Hip Mobility

Other Mobility Articles: Shoulder Mobility | Thoracic Mobility | Ankle Mobility


In this article, I’ll be covering some basic stretches and exercises to improve hip mobility. Healthy hips are important both in everyday life and also at the gym or in various sports, so there is really no reason not to make it a priority to at least have decent hip mobility.


Can You Squat?

If you can’t high bar back squat ATG (ass to grass) with a fairly upright torso or you’re unable to keep a vertical torso when front squatting, there is a pretty good chance hip mobility is at least part of the reason why. Usually it’s not the only issue of course, but it tends to be a contributing factor.

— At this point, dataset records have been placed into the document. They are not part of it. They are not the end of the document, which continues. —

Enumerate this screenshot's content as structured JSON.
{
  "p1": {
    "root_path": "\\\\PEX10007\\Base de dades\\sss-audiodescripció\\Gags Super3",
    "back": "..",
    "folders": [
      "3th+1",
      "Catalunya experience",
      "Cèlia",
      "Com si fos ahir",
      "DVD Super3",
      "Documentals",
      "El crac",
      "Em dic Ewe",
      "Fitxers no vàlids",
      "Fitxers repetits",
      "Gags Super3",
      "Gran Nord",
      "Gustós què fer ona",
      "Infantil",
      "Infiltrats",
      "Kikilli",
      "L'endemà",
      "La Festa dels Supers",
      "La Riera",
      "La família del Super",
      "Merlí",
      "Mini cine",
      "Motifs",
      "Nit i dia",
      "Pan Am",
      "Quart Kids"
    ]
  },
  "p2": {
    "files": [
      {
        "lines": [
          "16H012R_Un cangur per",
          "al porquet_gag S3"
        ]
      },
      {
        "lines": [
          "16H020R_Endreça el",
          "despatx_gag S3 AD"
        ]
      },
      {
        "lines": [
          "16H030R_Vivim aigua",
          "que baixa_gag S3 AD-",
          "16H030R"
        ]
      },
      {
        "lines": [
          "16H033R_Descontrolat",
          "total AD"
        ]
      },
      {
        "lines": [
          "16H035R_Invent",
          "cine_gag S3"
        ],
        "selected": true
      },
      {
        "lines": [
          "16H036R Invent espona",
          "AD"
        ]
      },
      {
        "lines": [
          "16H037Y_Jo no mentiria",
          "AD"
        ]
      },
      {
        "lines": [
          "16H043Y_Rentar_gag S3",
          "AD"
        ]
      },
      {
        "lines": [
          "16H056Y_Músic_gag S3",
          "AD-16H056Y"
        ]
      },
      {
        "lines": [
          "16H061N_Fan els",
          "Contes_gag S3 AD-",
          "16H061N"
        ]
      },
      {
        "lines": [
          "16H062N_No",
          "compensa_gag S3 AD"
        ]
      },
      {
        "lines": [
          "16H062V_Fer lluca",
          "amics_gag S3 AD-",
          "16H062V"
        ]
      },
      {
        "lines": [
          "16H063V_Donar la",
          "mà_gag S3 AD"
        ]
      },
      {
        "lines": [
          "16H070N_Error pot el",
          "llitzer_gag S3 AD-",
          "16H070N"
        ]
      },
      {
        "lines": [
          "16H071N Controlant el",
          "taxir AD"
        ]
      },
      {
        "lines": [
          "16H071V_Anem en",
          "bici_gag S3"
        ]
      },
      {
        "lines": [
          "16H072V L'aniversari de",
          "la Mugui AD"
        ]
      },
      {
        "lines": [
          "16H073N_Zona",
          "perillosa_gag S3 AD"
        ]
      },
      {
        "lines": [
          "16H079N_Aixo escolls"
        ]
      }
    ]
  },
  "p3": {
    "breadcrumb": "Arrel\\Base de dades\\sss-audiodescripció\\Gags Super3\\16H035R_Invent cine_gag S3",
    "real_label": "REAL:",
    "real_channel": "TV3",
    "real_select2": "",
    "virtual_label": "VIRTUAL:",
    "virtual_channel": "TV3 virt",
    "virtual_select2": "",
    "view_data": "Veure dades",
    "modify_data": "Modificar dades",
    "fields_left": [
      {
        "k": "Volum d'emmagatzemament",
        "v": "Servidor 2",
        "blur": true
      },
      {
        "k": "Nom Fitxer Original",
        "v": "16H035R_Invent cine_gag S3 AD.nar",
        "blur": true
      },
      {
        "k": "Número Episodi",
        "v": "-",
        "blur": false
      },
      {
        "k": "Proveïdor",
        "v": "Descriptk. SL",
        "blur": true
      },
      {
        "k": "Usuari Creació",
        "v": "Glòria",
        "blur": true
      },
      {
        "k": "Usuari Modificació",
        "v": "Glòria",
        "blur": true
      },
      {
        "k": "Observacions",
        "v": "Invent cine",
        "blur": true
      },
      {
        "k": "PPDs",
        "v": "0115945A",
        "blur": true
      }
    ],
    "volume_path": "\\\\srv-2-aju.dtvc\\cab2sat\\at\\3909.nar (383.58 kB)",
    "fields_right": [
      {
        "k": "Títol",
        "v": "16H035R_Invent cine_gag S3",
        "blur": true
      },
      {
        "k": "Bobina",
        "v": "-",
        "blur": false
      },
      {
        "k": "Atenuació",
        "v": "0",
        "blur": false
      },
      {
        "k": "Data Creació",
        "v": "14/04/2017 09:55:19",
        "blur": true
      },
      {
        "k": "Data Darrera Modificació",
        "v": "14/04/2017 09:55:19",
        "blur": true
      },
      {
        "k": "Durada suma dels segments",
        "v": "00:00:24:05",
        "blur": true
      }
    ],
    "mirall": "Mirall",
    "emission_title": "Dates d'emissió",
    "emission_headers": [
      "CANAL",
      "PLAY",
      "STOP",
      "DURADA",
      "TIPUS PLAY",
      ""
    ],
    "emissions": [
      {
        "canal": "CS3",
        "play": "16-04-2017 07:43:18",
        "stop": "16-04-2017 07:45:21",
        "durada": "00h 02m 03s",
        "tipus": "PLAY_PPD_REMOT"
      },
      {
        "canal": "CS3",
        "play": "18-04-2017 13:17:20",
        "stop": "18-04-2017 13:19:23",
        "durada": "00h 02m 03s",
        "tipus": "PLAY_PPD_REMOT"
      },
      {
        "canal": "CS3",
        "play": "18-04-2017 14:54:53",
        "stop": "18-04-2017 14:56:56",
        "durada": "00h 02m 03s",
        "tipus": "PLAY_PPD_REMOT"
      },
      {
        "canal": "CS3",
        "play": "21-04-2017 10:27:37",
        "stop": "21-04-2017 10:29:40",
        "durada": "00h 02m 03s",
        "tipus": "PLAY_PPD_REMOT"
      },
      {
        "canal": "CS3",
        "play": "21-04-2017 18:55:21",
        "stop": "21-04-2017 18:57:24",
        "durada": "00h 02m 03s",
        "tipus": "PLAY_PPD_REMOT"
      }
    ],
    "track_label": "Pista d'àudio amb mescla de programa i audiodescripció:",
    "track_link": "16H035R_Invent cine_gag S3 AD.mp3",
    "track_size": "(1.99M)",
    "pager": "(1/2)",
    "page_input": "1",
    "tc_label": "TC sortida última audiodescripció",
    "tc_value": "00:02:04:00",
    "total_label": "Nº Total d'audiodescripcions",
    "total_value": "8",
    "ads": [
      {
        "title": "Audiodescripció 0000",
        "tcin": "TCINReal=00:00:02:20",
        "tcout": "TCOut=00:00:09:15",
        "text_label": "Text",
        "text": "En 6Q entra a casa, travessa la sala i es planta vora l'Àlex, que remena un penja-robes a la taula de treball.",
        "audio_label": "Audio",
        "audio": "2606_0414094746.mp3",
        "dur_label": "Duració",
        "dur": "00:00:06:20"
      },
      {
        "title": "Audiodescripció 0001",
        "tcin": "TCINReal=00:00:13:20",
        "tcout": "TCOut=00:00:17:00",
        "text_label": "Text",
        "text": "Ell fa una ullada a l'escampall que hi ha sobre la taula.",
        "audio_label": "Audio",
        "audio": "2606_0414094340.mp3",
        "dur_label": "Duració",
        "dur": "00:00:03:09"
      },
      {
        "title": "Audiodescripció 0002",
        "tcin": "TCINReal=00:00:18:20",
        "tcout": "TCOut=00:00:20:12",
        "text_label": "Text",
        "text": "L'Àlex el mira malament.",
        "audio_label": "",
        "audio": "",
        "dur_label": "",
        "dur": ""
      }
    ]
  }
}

A full squat is a natural movement that every person should be able to perform. Optimally, you should be able to spend a long time in the bottom position of a body weight squat with your heels on the ground, your feet pointing forward or slightly outward (about 15 degrees) and your knees at least tracking your feet (possibly outside of your feet, if you have excellent hip mobility). It’s a natural way of sitting. It forces you to use muscles that are basically inactive when you’re sitting on a chair.

A squat performed properly will also stretch your hips, so the squat stretch is a great start for a hip mobility routine.


The Squat Stretch

This is a great way to stretch your hips, among other things. It also gets you used to sitting in a natural position and will have direct carryover to a lot of lifts like any squat variation, the clean, the snatch, etc. If you can’t spend 10 minutes in the bottom of a body weight squat, you have some work to do. I embedded the first Mobility WOD 10 minute squat video below and linked some more of the 10min squat test videos from Kelly Starrett as well. It shows you some different variations of the squat stretch you can try out whenever you test your ability to stay in the bottom position of a squat for 10 minutes. Push your knees out at the bottom with your elbows, if you can.

10min squat test with a twist | 10min squat test with some more info about foot position | 10 minute squat test with a box | 10min squat test with a banded squat stretch

If you’re unable to get into the bottom position or unable to stay in the bottom position for longer than a minute freestanding, feel free to hang onto something in front of you to get your 10 minutes in. Try to progress to a point where you can do 10 minutes freestanding and beyond. Another good method is using a jumpstretch band to support yourself like this. The band-supported squat stretch also allows you to work on ankle mobility while you’re in the bottom position of a full body weight squat.

My personal experience with the 10 minute squat stretch test: The first time I tried the 10 minute squat stretch test, I was able to get about a minute of freestanding squat stretch time in the bottom position and I spent the rest of the time hanging on to a pole in front of me. About a month later, after daily squat stretches with mostly 2-3min sets of squat stretch adding up to 10mins/day, I was able to sit in the bottom of the squat stretch for 11 minutes straight. Mobility work is mostly about persistence. If you do it often, you will see progress fairly quickly. It also helps to work through soreness, so you’re killing two birds with one stone.


Going Beyond the Squat Stretch

Once you can hang out in the bottom of the squat stretch for 10 minutes, it’s fairly easy to maintain that level of hip mobility. I rarely go beyond 20 seconds at a time in the bottom of the squat stretch now, but sometimes I test myself and I can still do 10+ minutes easily. Just do it as part of your warmup and outside of the gym when you have time to keep the hip mobility you’ve earned through hard work. Paused ATG squats and front squats also help, along with the Olympic lifts if you do them.


Beyond the squat stretch, there are some other things that can be done to maintain good hip mobility. I’ll start with a nice set of hip mobility drills from Jonnie Candito. I do these exercises immediately after my lower body workouts like he suggests and I really feel like they help prevent soreness and maintain good flexibility in the hips.


The Lower Extremity Basic List below from MWOD will also benefit your hips.


Here is a great hip opener to do before a lower body workout courtesy of powerlifter Mark Bell.


Another one from Kelly Starrett.


Also foam roll your hips (along with just about everything else that’s tight) and do the couch stretch!



Some more hip mobility videos on YouTube: Hip opening with a box and lacrosse ball | Hip opener yoga | ‘Couch Stretch’ against a wall | Desk athlete hip rescue | Clearing hip impingement | Deadlift or pulling prep with hip mobility work | Better hip extension


That about wraps up hip mobility. I like to keep things basic, but if you feel I missed anything important, leave it in the comments. As always, it’s just my approach. I’m not a doctor.